Start of Provided records

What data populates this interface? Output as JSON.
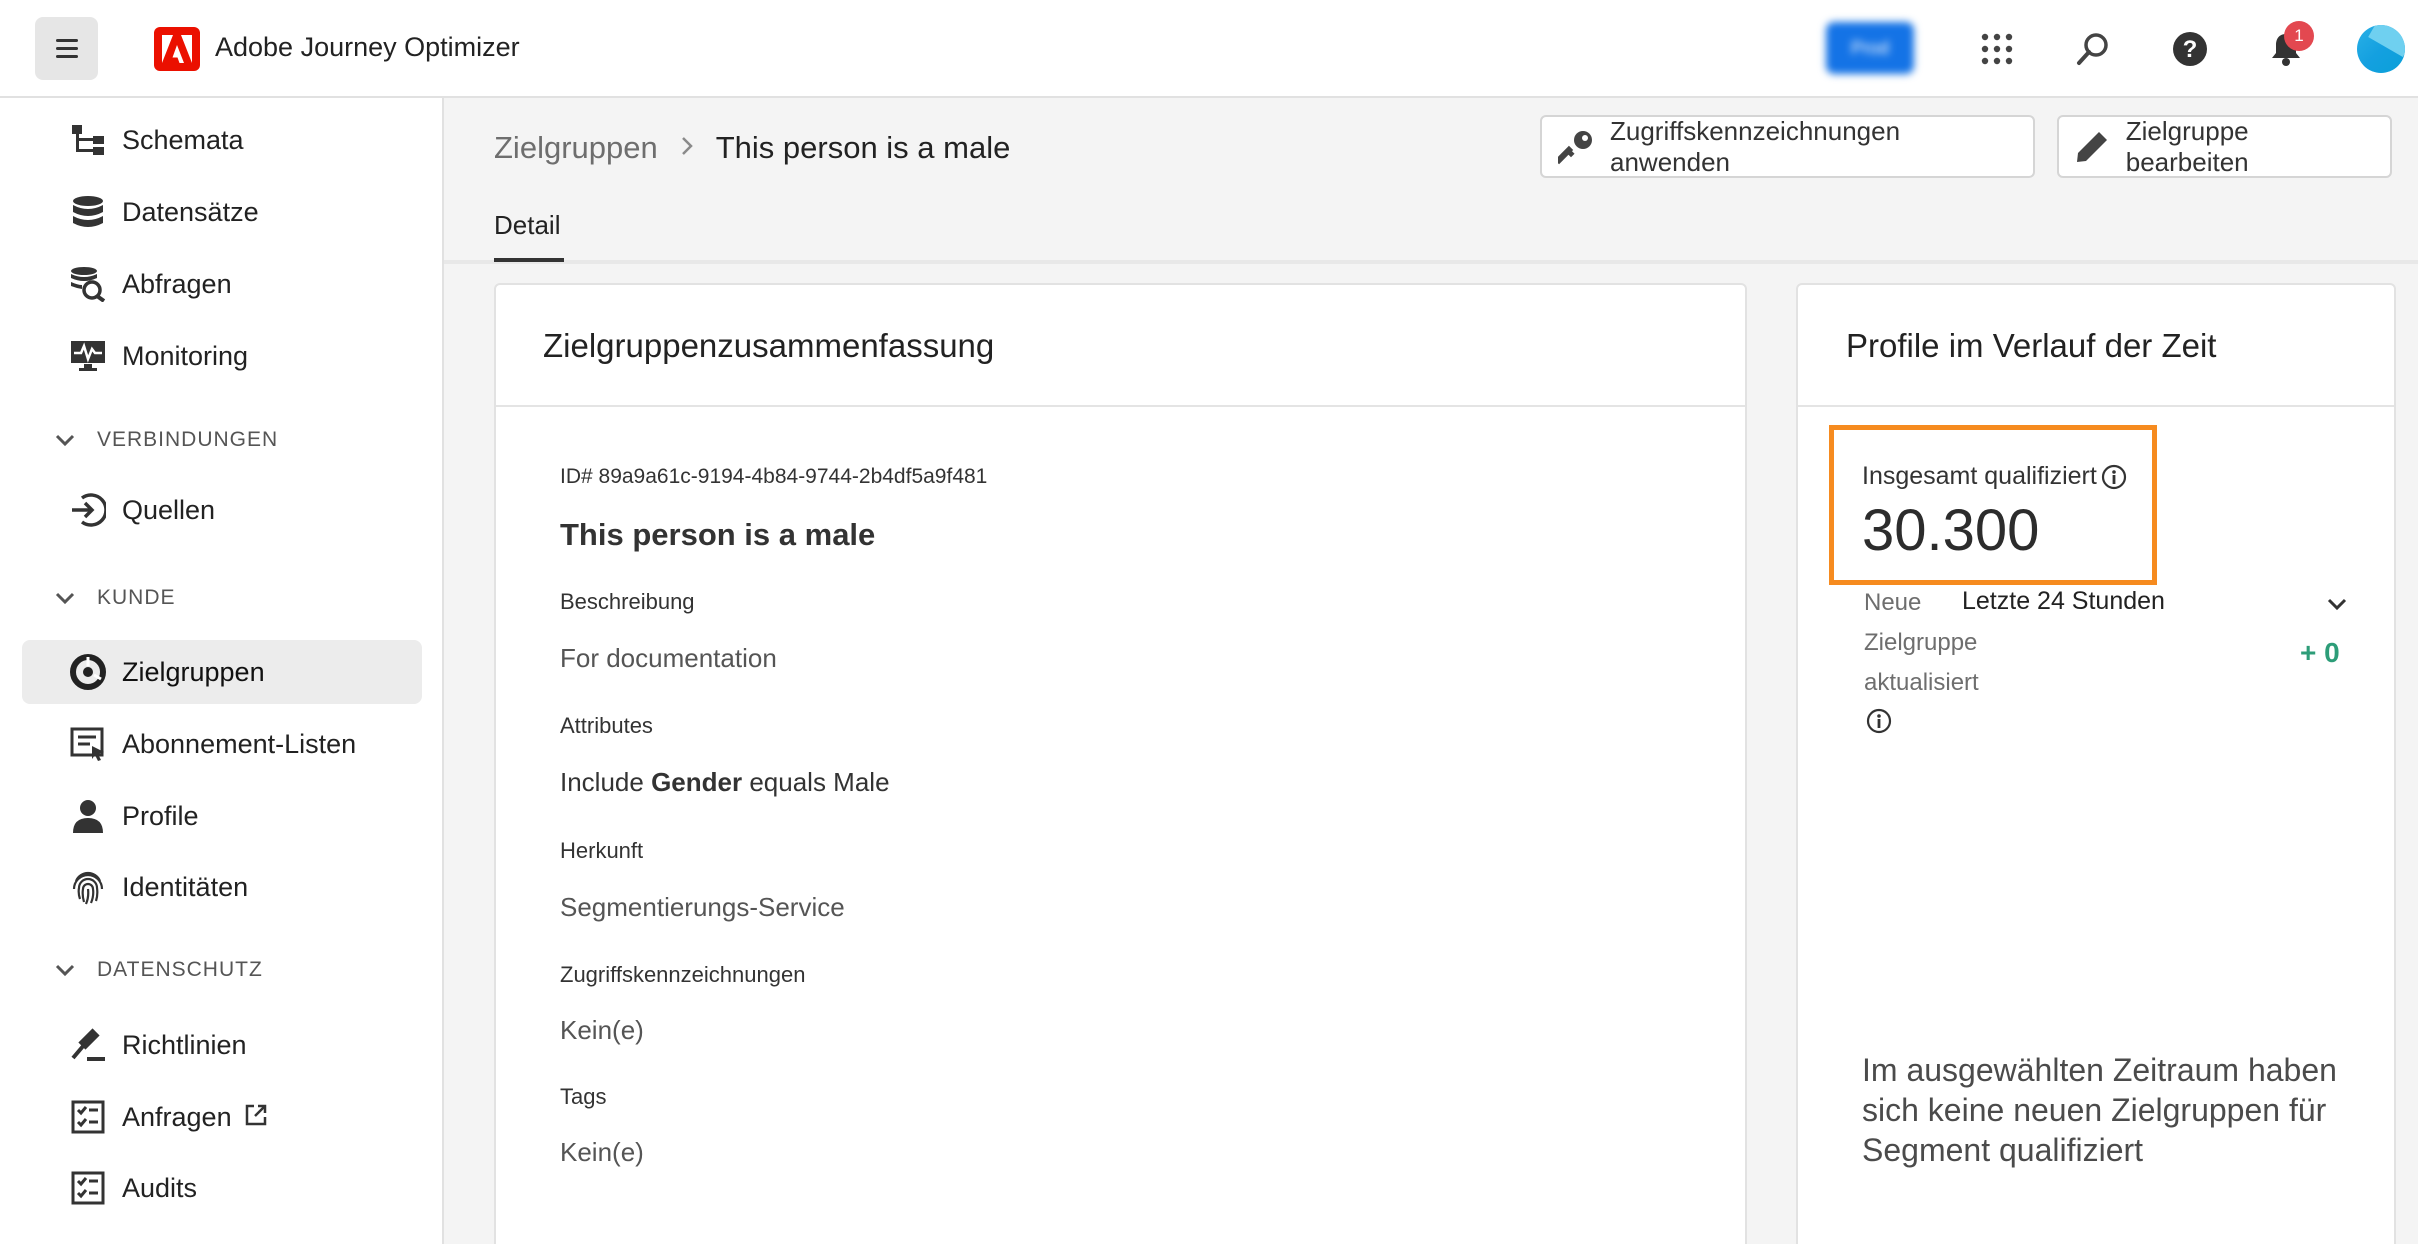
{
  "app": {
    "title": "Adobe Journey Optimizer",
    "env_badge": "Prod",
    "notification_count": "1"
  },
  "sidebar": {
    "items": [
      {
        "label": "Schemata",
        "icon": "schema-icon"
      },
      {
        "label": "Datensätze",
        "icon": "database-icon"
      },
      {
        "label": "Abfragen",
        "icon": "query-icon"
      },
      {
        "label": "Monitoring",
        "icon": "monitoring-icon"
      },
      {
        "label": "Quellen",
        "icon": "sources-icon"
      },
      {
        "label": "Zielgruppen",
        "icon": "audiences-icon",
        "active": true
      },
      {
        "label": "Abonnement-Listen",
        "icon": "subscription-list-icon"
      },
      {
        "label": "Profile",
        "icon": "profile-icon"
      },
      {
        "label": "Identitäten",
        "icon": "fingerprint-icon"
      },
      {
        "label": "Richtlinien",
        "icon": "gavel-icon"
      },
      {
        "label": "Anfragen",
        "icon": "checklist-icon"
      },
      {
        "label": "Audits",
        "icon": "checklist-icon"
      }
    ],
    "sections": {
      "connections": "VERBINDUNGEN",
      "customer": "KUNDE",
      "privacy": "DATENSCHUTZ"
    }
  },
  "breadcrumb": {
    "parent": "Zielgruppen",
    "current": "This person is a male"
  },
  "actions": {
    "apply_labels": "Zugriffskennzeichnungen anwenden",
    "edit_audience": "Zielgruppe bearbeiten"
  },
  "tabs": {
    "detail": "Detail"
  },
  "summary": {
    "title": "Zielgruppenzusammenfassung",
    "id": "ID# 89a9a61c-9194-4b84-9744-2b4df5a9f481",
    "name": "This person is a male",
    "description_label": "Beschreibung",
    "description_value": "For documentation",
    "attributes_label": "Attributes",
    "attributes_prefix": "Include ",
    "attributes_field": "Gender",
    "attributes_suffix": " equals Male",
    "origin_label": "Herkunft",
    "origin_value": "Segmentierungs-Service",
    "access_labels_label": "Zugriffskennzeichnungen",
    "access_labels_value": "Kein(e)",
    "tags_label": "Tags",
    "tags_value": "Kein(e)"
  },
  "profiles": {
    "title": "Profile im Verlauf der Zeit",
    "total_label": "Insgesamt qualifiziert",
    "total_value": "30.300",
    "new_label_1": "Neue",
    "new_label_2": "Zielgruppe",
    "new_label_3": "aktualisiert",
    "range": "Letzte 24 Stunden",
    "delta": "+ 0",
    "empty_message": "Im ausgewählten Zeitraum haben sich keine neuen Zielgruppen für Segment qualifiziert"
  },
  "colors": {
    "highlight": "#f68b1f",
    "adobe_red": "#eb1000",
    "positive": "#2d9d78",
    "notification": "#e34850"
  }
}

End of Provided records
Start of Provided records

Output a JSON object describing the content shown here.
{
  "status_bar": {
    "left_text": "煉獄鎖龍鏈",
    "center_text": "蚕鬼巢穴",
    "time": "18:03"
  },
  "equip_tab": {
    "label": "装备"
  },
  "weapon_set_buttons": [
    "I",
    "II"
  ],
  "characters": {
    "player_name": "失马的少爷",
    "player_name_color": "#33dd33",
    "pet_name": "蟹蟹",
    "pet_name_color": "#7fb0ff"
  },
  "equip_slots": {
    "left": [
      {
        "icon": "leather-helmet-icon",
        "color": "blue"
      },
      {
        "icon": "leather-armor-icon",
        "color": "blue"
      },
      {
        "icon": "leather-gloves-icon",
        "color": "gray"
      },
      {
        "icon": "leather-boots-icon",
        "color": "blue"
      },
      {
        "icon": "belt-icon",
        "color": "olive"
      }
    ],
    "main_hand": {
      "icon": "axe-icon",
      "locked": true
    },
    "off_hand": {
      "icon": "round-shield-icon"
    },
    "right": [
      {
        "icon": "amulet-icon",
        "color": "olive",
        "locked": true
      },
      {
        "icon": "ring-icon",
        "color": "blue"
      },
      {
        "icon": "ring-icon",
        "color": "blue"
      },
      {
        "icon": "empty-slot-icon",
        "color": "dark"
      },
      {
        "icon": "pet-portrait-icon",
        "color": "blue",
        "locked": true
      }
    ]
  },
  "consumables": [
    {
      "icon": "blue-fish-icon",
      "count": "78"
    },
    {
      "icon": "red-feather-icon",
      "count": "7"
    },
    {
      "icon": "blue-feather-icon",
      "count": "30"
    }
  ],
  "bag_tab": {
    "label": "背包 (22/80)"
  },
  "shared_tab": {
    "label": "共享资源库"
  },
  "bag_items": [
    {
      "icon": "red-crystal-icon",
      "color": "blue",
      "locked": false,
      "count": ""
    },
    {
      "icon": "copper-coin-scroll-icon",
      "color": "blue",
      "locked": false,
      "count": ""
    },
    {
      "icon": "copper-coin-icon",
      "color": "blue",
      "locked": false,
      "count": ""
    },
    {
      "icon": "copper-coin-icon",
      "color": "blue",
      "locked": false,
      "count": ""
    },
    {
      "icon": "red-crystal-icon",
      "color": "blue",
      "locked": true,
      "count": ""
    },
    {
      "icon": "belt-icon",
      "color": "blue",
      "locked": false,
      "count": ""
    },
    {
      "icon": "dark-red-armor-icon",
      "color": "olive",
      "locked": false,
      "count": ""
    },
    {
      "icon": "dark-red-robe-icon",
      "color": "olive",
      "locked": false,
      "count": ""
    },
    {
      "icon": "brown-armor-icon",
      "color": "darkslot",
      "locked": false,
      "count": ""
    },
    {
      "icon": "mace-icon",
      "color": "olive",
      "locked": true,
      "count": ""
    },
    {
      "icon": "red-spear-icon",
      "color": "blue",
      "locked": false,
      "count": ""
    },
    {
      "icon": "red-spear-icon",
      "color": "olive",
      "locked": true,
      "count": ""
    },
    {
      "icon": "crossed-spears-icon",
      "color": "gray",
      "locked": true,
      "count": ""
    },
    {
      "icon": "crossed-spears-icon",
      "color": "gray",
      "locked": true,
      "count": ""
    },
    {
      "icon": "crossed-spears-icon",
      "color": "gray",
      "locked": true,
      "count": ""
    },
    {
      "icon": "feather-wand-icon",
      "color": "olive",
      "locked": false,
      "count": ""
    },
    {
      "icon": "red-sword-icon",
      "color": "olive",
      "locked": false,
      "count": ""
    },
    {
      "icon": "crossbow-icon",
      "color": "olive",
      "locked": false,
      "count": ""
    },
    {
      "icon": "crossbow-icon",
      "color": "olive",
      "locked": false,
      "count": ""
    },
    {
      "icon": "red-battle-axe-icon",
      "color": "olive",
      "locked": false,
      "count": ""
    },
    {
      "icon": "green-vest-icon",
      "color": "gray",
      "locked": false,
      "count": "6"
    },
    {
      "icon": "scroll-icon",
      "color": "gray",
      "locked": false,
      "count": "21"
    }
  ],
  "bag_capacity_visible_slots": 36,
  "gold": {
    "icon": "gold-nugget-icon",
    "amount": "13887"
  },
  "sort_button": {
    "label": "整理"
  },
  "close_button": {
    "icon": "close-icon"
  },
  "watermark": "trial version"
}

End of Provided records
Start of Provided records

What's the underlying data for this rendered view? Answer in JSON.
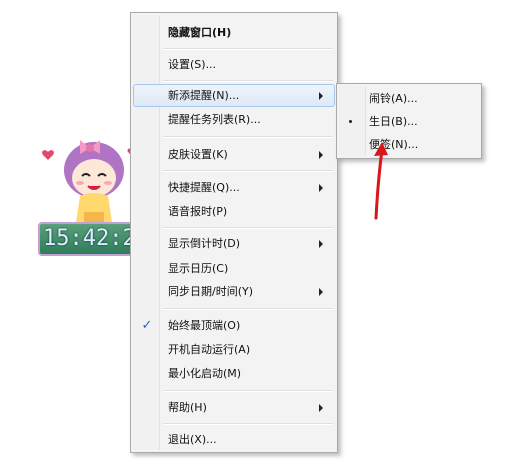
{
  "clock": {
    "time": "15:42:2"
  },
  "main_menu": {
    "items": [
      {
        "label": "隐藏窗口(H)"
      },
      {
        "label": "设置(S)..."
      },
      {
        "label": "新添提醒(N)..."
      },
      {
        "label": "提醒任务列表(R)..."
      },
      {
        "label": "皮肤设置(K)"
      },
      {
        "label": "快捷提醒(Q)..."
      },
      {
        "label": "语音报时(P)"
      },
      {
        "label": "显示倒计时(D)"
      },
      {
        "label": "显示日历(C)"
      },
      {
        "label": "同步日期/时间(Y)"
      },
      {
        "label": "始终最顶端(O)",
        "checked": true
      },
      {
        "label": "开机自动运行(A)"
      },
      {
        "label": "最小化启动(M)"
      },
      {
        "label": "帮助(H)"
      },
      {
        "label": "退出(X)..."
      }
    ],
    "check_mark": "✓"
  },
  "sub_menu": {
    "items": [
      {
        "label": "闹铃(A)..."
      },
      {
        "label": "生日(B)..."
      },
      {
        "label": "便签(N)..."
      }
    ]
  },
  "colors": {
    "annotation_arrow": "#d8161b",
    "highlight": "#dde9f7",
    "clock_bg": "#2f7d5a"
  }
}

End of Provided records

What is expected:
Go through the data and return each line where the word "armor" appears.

Exercise result:
        "icon": "leather-armor-icon",
      "icon": "dark-red-armor-icon",
      "icon": "brown-armor-icon",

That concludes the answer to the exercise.